But there are, I’m sure, amazing coaches who do this and there are therapists out here who do, do this. You can Google it. I Googled, there’s a hotline that you can actually do therapy. There’s even one that’s free I think. So you can just literally Google it. But I do think that we need to talk about these things so that more people don’t feel alone and that the conversation happens. It doesn’t have to happen all the time. This might be the last time I ever talk about it on this podcast because it’s a business podcast but it feels like the Showing Up episode where it needed to be spoken about or talked about.
And I also want to start the year out with just honesty and vulnerability. I’ve been thinking about my $30 million business model and my plan for getting there. And what it’s going to take for my clients to get the results that they have to get to for me to get to 30 million. And one of the things I’ve been thinking about is what if I stopped filtering myself? I do a lot of filtering for what I think is going to get hate and not go well. And there’s a lot of things in the industry that I would love to speak on but I just know it will be triggering as eff for people.
And I don’t want to push away some of my audience, I guess, because there are also things I think in the same area. This episode, if you don’t agree with me, it doesn’t mean I can’t help you make money. And I want you to still help make money even if you disagree with me. Even if you’re a business coach and you disagree with my method of business coaching, I want to help you make money. So it’s a fine line.
I’m on a mission to be vulnerable, to be honest, to be transparent and to say the hardest things that I know will be the most helpful for the right people, or for the people that will take it as helpful. And I’m always walking that line of not alienating you to make it hard for you to get the help you need to make the money in your business. So there will be a mix of that coming up. But that was what this episode was.

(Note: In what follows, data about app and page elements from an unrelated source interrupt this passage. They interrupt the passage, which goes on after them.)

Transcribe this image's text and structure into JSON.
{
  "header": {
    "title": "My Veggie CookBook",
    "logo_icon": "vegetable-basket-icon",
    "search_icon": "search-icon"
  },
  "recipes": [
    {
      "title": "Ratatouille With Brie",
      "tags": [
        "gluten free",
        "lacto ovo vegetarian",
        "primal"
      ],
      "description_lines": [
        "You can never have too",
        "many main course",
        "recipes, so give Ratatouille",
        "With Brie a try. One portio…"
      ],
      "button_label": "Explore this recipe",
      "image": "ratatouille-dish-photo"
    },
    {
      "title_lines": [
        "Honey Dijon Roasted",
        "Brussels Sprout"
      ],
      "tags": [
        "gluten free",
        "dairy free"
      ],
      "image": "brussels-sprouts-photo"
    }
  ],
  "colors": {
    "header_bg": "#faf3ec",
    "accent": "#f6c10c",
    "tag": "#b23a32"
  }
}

Also, I want to say, there is actually one last thing that has helped me the most to navigate this. And I’ll end the episode to say this to you as well. I give myself a lot of credit. Look at what you have done, look at what you are doing, look at what you will do. I am a miracle. You are a miracle. I am a queen. You are a queen. We are doing huge things in the world while also managing all the things that we have in our own lives. And we are doing it at such a level that we are an example of what’s possible for other people.
That in itself is absolutely precious and worthy of so much credit. So I give myself a ton of credit. I’m doing a good job. My nanny always says that to me, “You’re doing a good job mama.” And I’ve started saying that to myself a lot, “I’m doing a good job.” I look at all my clients who are making money. I look at my husband and the life he has now with me. I look at myself and the life I have. I look at the lives I touch, I just look at everything and I feel so proud. And I do want to give myself so much credit for what I’ve accomplished and I want you to do the same for you.
Alright, I know this was a long episode. Welcome to the New Year. Let’s start it out by being so real, by not filtering, by coming together, by being honest and doing the thing. Alright, folks, Happy New Year. I’ll talk to you next week.
Hey, if you are ready to make money as a life coach, I want to invite you to join my 2K for 2K program where you’re going to make your first $2000, the hardest part, and then $200,000 using my proven formula. It’s risk-free. You either make your 2K or I give you your 2K back. Just head over to www.staceyboehman.com/2kfor2k. We’ll see you inside.